For each of these groups, we investigated how each non-parametric analysis predicted the factors influencing yield. All three approaches identified nitrogen rate and environment as the most important factors, regardless of sowing category. CART also identified assemblages of high- and low-yielding environments, although those located in saline and warmer thermal zones were not necessarily the lowest yielding, indicating that farmers can optimize crop management to overcome these constraints.

The number of days farmers sowed wheat before or after December 15, days to maturity, and the number of irrigations and weedings also influenced yield, though each method weighted these factors differently.

LMMs also indicated a slight yield advantage when farmers used stress-tolerant genotypes, though CART and Random Forests did not. One-to-one plots for observed vs. predicted yields from LMMs and Random Forests showed better performance by the former than the latter, with smaller root mean square and mean absolute error for the combined, early- and late-sowing groups, respectively.

While the LMMs were superior in this case, Random Forests may still prove useful in the classification and interpretation of farm survey data in which no treatment interventions have been administered.

Last Released: Nov 7, 2017
Odisha Rice Crop Cut Data 2013 - 2016by Wasim Iftikar; Nabakishore Parida; Vivek Kumar; Narayan Chandra Banik; Amit Mishra

Rice crop cuts conducted in Odisha (Mayurbhanj, Balasore, Keonjhar, Bhadrak, Khorda, Puri districts)

Last Released: Oct 23, 2017
Forgoing the fallow in Bangladesh’s stress-prone coastal deltaic environments: Effect of sowing date, nitrogen, and genotype on wheat yield in farmers’ Timothy J. Krupnik; Zia Uddin Ahmed; Jagadish Timsina; Md. Shahjahan; A.S.M. Alanuzzaman Kurishi; Azahar A. Miah; B.M. Saidur Rahman; Mahesh K. Gathala; Andrew J. McDonald

Working with 64 farmers ineight production environments, we examined yield response to three genotypes, BG25 and BG27 (with salinity - and heat - tolerant traits) and BG21 (local check), across a gradient of sowing dates, grouped as ‘early’ (sown before 15 December) and ‘late’ (after 15 December), under 0, 100 and 133 and 0, 67 and 100 kg N ha-1 for early- and late-sowing groups, respectively.

Across environments and genotypes, yield ranged from 2.11 to 4.77 t ha-1(mean: 3.9 t ha-1) under early-sowing, and from 0.83 to 4.27 t ha-1(mean: 2.74 t ha-1) under late-sowing.

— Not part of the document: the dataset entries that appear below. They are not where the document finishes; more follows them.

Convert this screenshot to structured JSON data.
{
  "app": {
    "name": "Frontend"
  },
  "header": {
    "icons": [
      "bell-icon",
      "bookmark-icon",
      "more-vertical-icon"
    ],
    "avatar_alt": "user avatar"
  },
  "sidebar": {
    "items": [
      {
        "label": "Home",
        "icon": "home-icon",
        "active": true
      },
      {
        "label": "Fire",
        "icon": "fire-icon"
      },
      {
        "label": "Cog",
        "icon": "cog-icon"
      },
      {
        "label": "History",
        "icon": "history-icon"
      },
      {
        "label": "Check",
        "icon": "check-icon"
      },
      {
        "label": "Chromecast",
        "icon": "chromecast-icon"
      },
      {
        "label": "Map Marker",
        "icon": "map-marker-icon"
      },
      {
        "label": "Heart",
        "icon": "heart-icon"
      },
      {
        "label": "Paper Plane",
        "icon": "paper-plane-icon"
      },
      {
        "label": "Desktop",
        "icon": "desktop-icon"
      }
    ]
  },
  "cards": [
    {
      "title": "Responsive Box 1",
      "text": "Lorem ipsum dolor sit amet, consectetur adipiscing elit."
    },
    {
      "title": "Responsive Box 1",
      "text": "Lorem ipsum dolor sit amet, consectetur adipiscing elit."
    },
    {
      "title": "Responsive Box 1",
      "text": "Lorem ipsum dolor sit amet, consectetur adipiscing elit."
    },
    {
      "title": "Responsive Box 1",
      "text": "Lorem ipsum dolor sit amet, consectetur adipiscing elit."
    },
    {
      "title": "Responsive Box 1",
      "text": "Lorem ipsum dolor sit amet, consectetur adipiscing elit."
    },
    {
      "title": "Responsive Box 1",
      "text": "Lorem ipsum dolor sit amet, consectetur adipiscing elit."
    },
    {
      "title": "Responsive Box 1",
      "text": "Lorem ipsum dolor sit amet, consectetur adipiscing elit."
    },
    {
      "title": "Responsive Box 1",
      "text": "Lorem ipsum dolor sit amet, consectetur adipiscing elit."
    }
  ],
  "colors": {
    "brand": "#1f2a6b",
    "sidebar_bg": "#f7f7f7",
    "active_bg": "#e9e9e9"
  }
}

Wheat performance varied with environment (1.68 - 4.77 t ha-1 at 100 kg N ha-1across sowing groups); the lowest yields found where early sowing was delayed and soil salinity levels were elevated. Small but significant (P less than 0.001) yield differences (0.22 t ha-1) were found between 100 and 133 kg N ha-1 for the early-sowing group, though no difference was found between 67and 100 kg N ha-1 for late-sowing. Combining early- and late-sowing groups, significant environment x N rate and sowing-group x N rate interactions (both P less than 0.001) for 100 kg N ha-1 indicated the importance of site-and time-specific N management in these stress-prone environments.

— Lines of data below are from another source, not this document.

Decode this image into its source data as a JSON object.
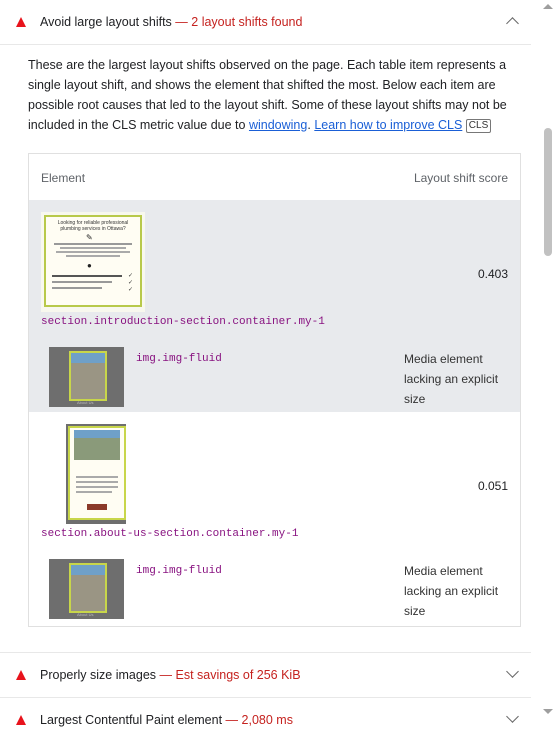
{
  "audit": {
    "title": "Avoid large layout shifts",
    "separator": "—",
    "summary": "2 layout shifts found",
    "description_text": "These are the largest layout shifts observed on the page. Each table item represents a single layout shift, and shows the element that shifted the most. Below each item are possible root causes that led to the layout shift. Some of these layout shifts may not be included in the CLS metric value due to ",
    "windowing_link": "windowing",
    "period": ".",
    "learn_link": "Learn how to improve CLS",
    "badge": "CLS"
  },
  "table": {
    "col_element": "Element",
    "col_score": "Layout shift score",
    "items": [
      {
        "selector": "section.introduction-section.container.my-1",
        "score": "0.403",
        "cause_selector": "img.img-fluid",
        "cause_reason": "Media element lacking an explicit size"
      },
      {
        "selector": "section.about-us-section.container.my-1",
        "score": "0.051",
        "cause_selector": "img.img-fluid",
        "cause_reason": "Media element lacking an explicit size"
      }
    ]
  },
  "next_audits": [
    {
      "title": "Properly size images",
      "separator": "—",
      "summary": "Est savings of 256 KiB"
    },
    {
      "title": "Largest Contentful Paint element",
      "separator": "—",
      "summary": "2,080 ms"
    }
  ],
  "thumbnail_text": {
    "intro_heading": "Looking for reliable professional plumbing services in Ottawa?",
    "caption": "About Us"
  },
  "colors": {
    "warn": "#e8131c",
    "accent_red": "#c5221f",
    "link": "#1a5fd6",
    "node": "#881280"
  }
}
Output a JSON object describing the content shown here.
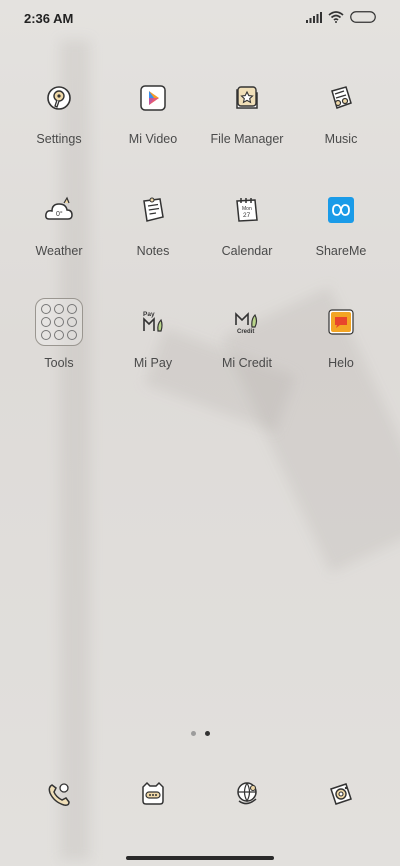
{
  "status_bar": {
    "time": "2:36 AM"
  },
  "apps": [
    {
      "label": "Settings",
      "icon": "settings-icon"
    },
    {
      "label": "Mi Video",
      "icon": "mi-video-icon"
    },
    {
      "label": "File Manager",
      "icon": "file-manager-icon"
    },
    {
      "label": "Music",
      "icon": "music-icon"
    },
    {
      "label": "Weather",
      "icon": "weather-icon"
    },
    {
      "label": "Notes",
      "icon": "notes-icon"
    },
    {
      "label": "Calendar",
      "icon": "calendar-icon",
      "icon_text": {
        "month": "Mon",
        "day": "27"
      }
    },
    {
      "label": "ShareMe",
      "icon": "shareme-icon"
    },
    {
      "label": "Tools",
      "icon": "tools-folder-icon"
    },
    {
      "label": "Mi Pay",
      "icon": "mi-pay-icon",
      "icon_text": "Pay"
    },
    {
      "label": "Mi Credit",
      "icon": "mi-credit-icon",
      "icon_text": "Credit"
    },
    {
      "label": "Helo",
      "icon": "helo-icon"
    }
  ],
  "page_indicator": {
    "pages": 2,
    "current": 2
  },
  "dock": [
    {
      "icon": "phone-dock-icon"
    },
    {
      "icon": "messages-dock-icon"
    },
    {
      "icon": "browser-dock-icon"
    },
    {
      "icon": "camera-dock-icon"
    }
  ],
  "colors": {
    "accent_blue": "#1a9be8",
    "mivideo_orange": "#f59b2a",
    "helo_red": "#e8452c",
    "line_art": "#333333"
  }
}
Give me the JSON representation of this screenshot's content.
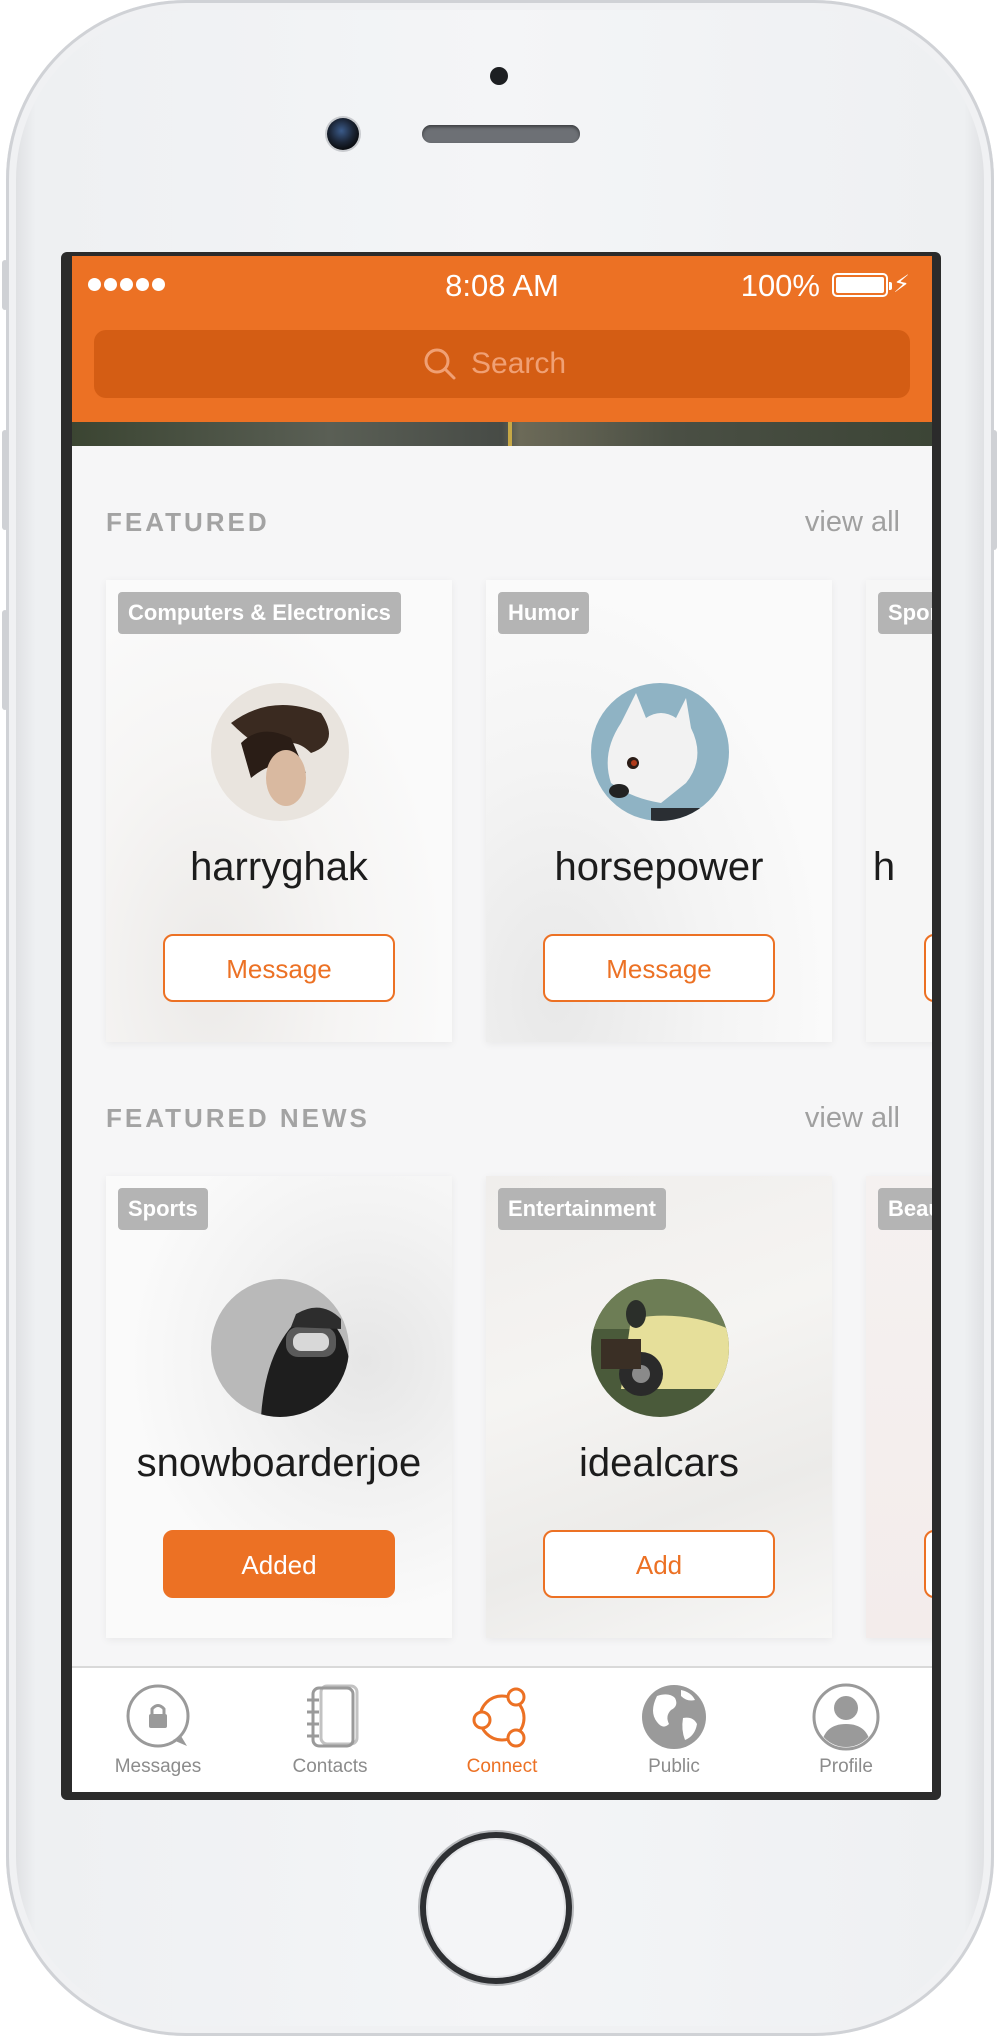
{
  "status_bar": {
    "time": "8:08 AM",
    "battery": "100%"
  },
  "search": {
    "placeholder": "Search"
  },
  "featured": {
    "title": "FEATURED",
    "view_all": "view all",
    "cards": [
      {
        "tag": "Computers & Electronics",
        "username": "harryghak",
        "button": "Message"
      },
      {
        "tag": "Humor",
        "username": "horsepower",
        "button": "Message"
      },
      {
        "tag": "Spor",
        "username": "h"
      }
    ]
  },
  "featured_news": {
    "title": "FEATURED NEWS",
    "view_all": "view all",
    "cards": [
      {
        "tag": "Sports",
        "username": "snowboarderjoe",
        "button": "Added"
      },
      {
        "tag": "Entertainment",
        "username": "idealcars",
        "button": "Add"
      },
      {
        "tag": "Beau"
      }
    ]
  },
  "tabs": [
    {
      "label": "Messages",
      "icon": "lock-chat-icon"
    },
    {
      "label": "Contacts",
      "icon": "notebook-icon"
    },
    {
      "label": "Connect",
      "icon": "connect-icon",
      "active": true
    },
    {
      "label": "Public",
      "icon": "globe-icon"
    },
    {
      "label": "Profile",
      "icon": "person-icon"
    }
  ],
  "colors": {
    "accent": "#ec7124",
    "search_bg": "#d45d14",
    "tag_bg": "#b4b4b4"
  }
}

Considering all cultivars and environments, ECa at sowing, flowering and grain filling negatively correlated with yield (r = - 0.50, - 0.59 and - 0.54, all P less than 0.001). Correlations with ground water depth at flowering and grain filling were negative and significant, but less pronounced in the context of farmer-managed irrigation scheduling. Despite putative stress-tolerance traits in two of the three entries, no genotypic yield differences were found under early-sowing, though small differences (less than 0.19 t ha-1) were observed with late sowing. Agronomic fertilizer-N efficiency (AE-N) was consistently higher for 100 than 133 and 67 than 100 kg N ha-1 for early- and late-sowing. The marginal economic value of N application followed similar trends, indicating that rates of at most 100 and 67 kg N ha-1 are favorable for sowing before or after December 15th.

Last Released: Sep 27, 2017